Rant over I guess, if anyone has had the same problems it'd be good to hear we are not the only ones suffering the wrath of Fujitsu's money spinning IT business - or if someone has the 'Magic' master password?
The bios passwords on both machines are locked - when you enter the bios is immediately asks for a password; no joy with no hard disk in either - the stangest thing we've ever come across. When you put the hard disk into an external USB caddy, Windows will detect the drive but wont mount, or acknowledge that the drive is readable (and cant even be formatted) - MacOSX gets astep further but refuses to mount the drive and designates its model as 'DUMMY' but correctly identifies the capacity.
So the recap - we now have 2 unuseable laptops, both with hard drives that some how infect other laptops of the same model; I'm reluctnat to try the hard drive in one of the new laptops as I don't want 3 useless one! lol
Ok right sorry, if it's an eprom what is the code on the board.

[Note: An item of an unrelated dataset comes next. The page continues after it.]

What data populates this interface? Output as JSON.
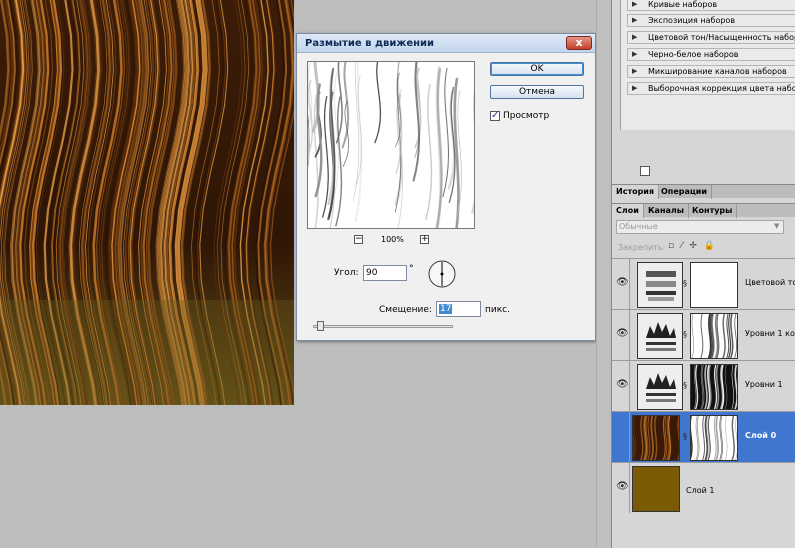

You usually just have to short out a couple of the 'legs' on the chip to erase it.
The BIOS eprom chip is an SST 49LF004A - I read through the 36 page pdf on this particular chip and can't figure out which pin combination would erase it?
Have you tried booting from a Linux live CD with the hard drive in a USB caddy? This might be of some help.
Unfortunately theres no way of getting to the boot stage as that is what you would get after the correct password has been entered.
With Siemens Fujitsu laptops you can set a hard-disk password, I suspect this is what has happened.
Fujitsu calculate a default password using the HD and machine ID if you can produce proof of purchase and pay them X amount.
I remember seeing a post once about opening up the HDD and looking for a tiny jumper on the PCB but not sure if this was true.
The only other option is to throw the drives in a bin and buy new ones.
Its more than just the hard drives - its the bios password on the laptops that is my main problem as hard disks can be purchased quite cheaply and I have some spare 2.5inch drives if they are beyond repair. I can't really afford to be throwing laptops away though!
Aren't the V2000 ones useless for anything other than Windows 98 anyway? Bin em!
lol !! - They arn't bad machines, they have 1.4 - 1.7Ghz Centrino CPU's, 40Gb hard drives and 512Mb RAM - a little excessive for Win98 but Xp is ok on them.
I am writing this on my Amilo workhorse, never bothered before but I might just enable the BIOS and HDD. If its that hard to crack and it gets stolen I will be safe in the knowledge that some tea leaf is googling away like mad trying to bypass it!
Send the bill to the little darling's parents/carer, if you know who it is, that is.
I know that doesn't solve the fujitsu' 'lets stitch the customer up' situation, it might also be worth while letting fujitsu know how many of their laptops you have bought off them and that you may use dell or whoever for that large order of equipment you are currently putting together.